If you were to come and see me it would be completely different. I would ask you what kind of cough you have. Dry or with phlegm, what color is the phlegm, when is it worse, how’s your mood and so on. Then I would take your pulse and look at your tongue. Combined with the season and the area where your cough is, then I would decide if you have heat cough or a cold cough, a cough caused by Qi deficiency or caused by fire, dryness? Does that sound weird? I’ll explain it to you from the beginning.
Yin, Yang, Qi and Blood are basic essences of the body. To make it even easier, Yin and Yang. Qi belongs to Yang. Blood belongs to Yin. In the chart, white is Yang and black is Yin. I always tell my clients that Yang is like daytime and Yin is nighttime.

Daytime will remind you of warm, heat, bright, active, energy, movement, open, function, etc. Nighttime is cool, cold, dark, quite, still, conservative, down, material, etc. Yin and Yang are opposites. While Yin is inside of Yang, Yang is inside of Yin. So we need to keep Yin and Yang in balance.
Qi is like energy it pushes the blood through the body. If Qi is deficient or stagnant, the blood will move slow or even be blocked. The toxins will stay in the blood and that in it self is a problem. The balance of Yin and Yang with the smooth movement of Qi and Blood are the essence of the body’s health.

General Introduction

Because this is my first blog it will be an introduction to myself, Traditional Chinese Medicine and Acupuncture. In China I studied TMC for 5 years, which lead me to work in an affiliated TCM Hospital for more than 6 years. I arrived in Canada in 2002 and continued to work in this field. As the years passed I have be more and more drawn to working in Tradition Chinese Medicine, and have been amazed at how it works. My goal is to spread my knowledge to the people who are willing to learn. When I treat a client I explain the types of disease’s that can benefit from TCM and the effectiveness that it has on them.
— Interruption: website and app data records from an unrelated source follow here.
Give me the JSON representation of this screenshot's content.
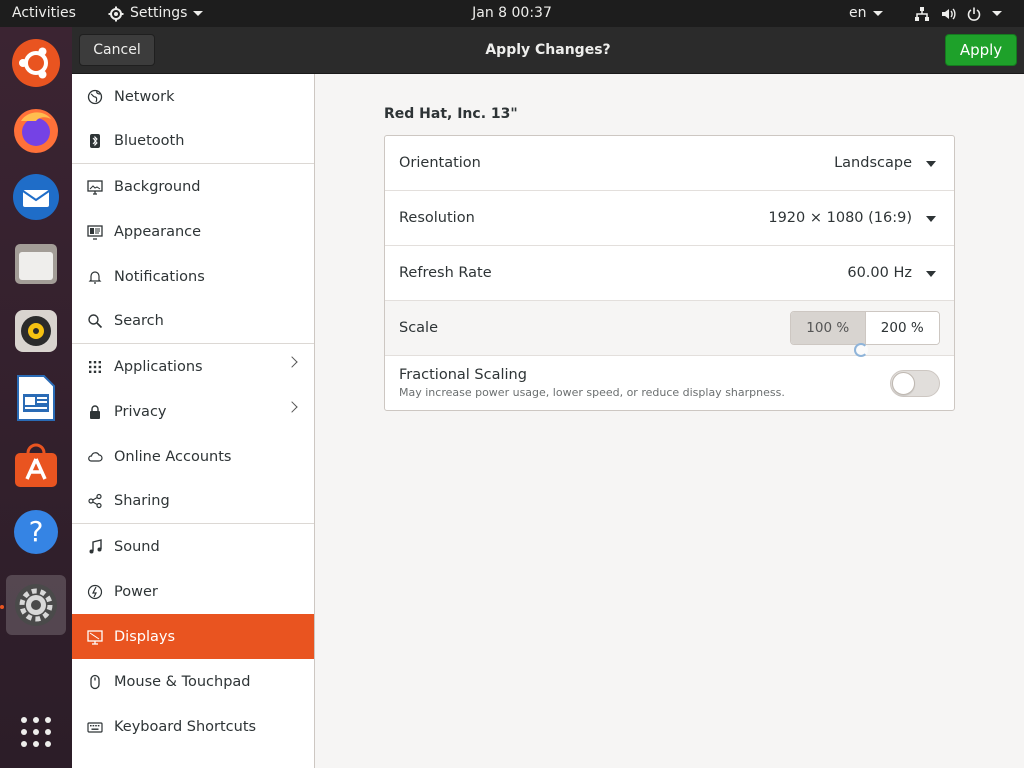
{
  "topbar": {
    "activities": "Activities",
    "app_menu": "Settings",
    "clock": "Jan 8  00:37",
    "language": "en",
    "icons": [
      "network-icon",
      "volume-icon",
      "power-icon"
    ]
  },
  "dock": {
    "items": [
      {
        "name": "ubuntu-icon",
        "running": false,
        "active": false
      },
      {
        "name": "firefox-icon",
        "running": false,
        "active": false
      },
      {
        "name": "thunderbird-icon",
        "running": false,
        "active": false
      },
      {
        "name": "files-icon",
        "running": false,
        "active": false
      },
      {
        "name": "rhythmbox-icon",
        "running": false,
        "active": false
      },
      {
        "name": "libreoffice-writer-icon",
        "running": false,
        "active": false
      },
      {
        "name": "software-icon",
        "running": false,
        "active": false
      },
      {
        "name": "help-icon",
        "running": false,
        "active": false
      },
      {
        "name": "settings-icon",
        "running": true,
        "active": true
      },
      {
        "name": "show-apps-icon",
        "running": false,
        "active": false
      }
    ]
  },
  "headerbar": {
    "cancel_label": "Cancel",
    "title": "Apply Changes?",
    "apply_label": "Apply"
  },
  "sidebar": {
    "items": [
      {
        "label": "Network",
        "icon": "network-icon"
      },
      {
        "label": "Bluetooth",
        "icon": "bluetooth-icon"
      },
      {
        "label": "Background",
        "icon": "background-icon"
      },
      {
        "label": "Appearance",
        "icon": "appearance-icon"
      },
      {
        "label": "Notifications",
        "icon": "notifications-icon"
      },
      {
        "label": "Search",
        "icon": "search-icon"
      },
      {
        "label": "Applications",
        "icon": "applications-icon"
      },
      {
        "label": "Privacy",
        "icon": "privacy-icon"
      },
      {
        "label": "Online Accounts",
        "icon": "online-accounts-icon"
      },
      {
        "label": "Sharing",
        "icon": "sharing-icon"
      },
      {
        "label": "Sound",
        "icon": "sound-icon"
      },
      {
        "label": "Power",
        "icon": "power-icon"
      },
      {
        "label": "Displays",
        "icon": "displays-icon",
        "selected": true
      },
      {
        "label": "Mouse & Touchpad",
        "icon": "mouse-icon"
      },
      {
        "label": "Keyboard Shortcuts",
        "icon": "keyboard-icon"
      }
    ]
  },
  "displays": {
    "monitor_name": "Red Hat, Inc. 13\"",
    "orientation": {
      "label": "Orientation",
      "value": "Landscape"
    },
    "resolution": {
      "label": "Resolution",
      "value": "1920 × 1080 (16:9)"
    },
    "refresh_rate": {
      "label": "Refresh Rate",
      "value": "60.00 Hz"
    },
    "scale": {
      "label": "Scale",
      "options": [
        "100 %",
        "200 %"
      ],
      "selected": "100 %"
    },
    "fractional_scaling": {
      "label": "Fractional Scaling",
      "description": "May increase power usage, lower speed, or reduce display sharpness.",
      "enabled": false
    }
  },
  "colors": {
    "accent": "#e95420",
    "apply_green": "#1ea12a",
    "topbar_bg": "#1d1d1d",
    "headerbar_bg": "#2b2b2b"
  }
}
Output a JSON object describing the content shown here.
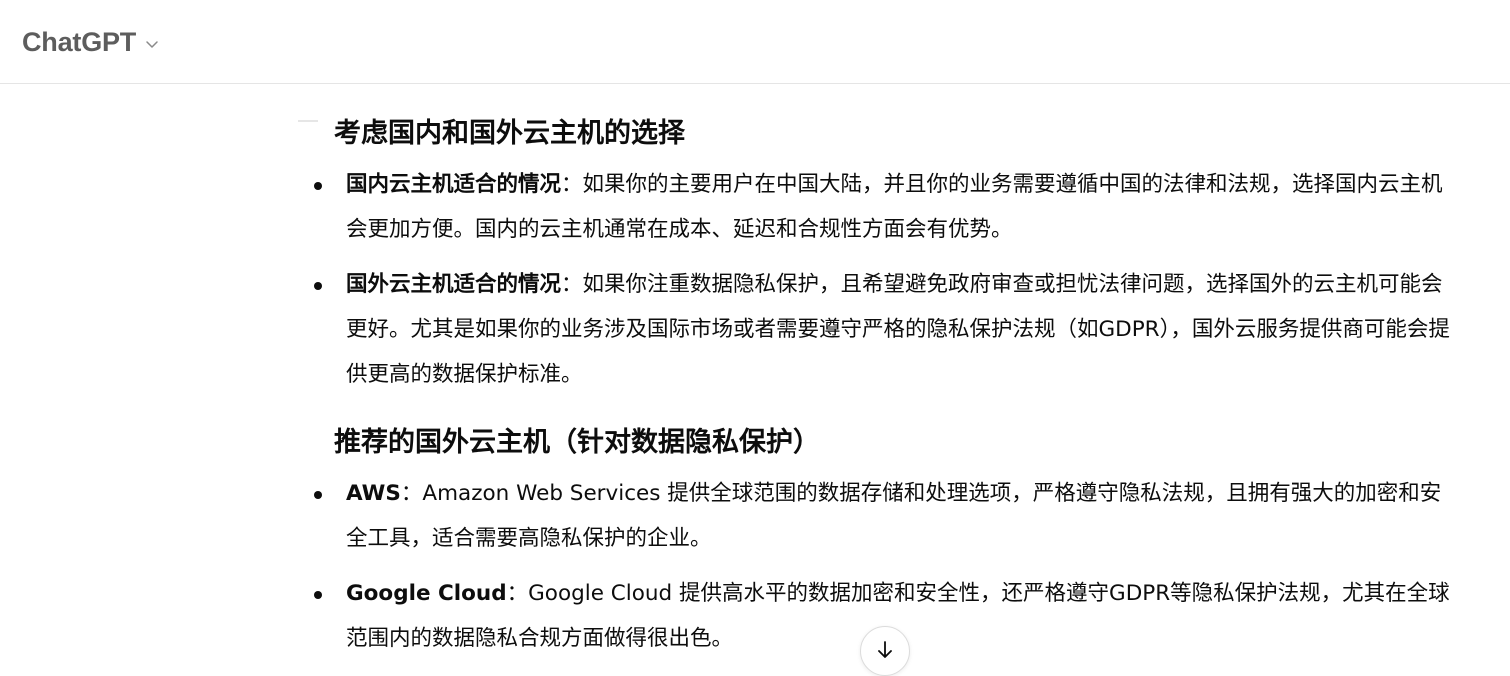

At this time I would like to thank Alyssa for encouraging me to start this blog and for setting it up for me. Also thanks to Monica for helping with the corrections.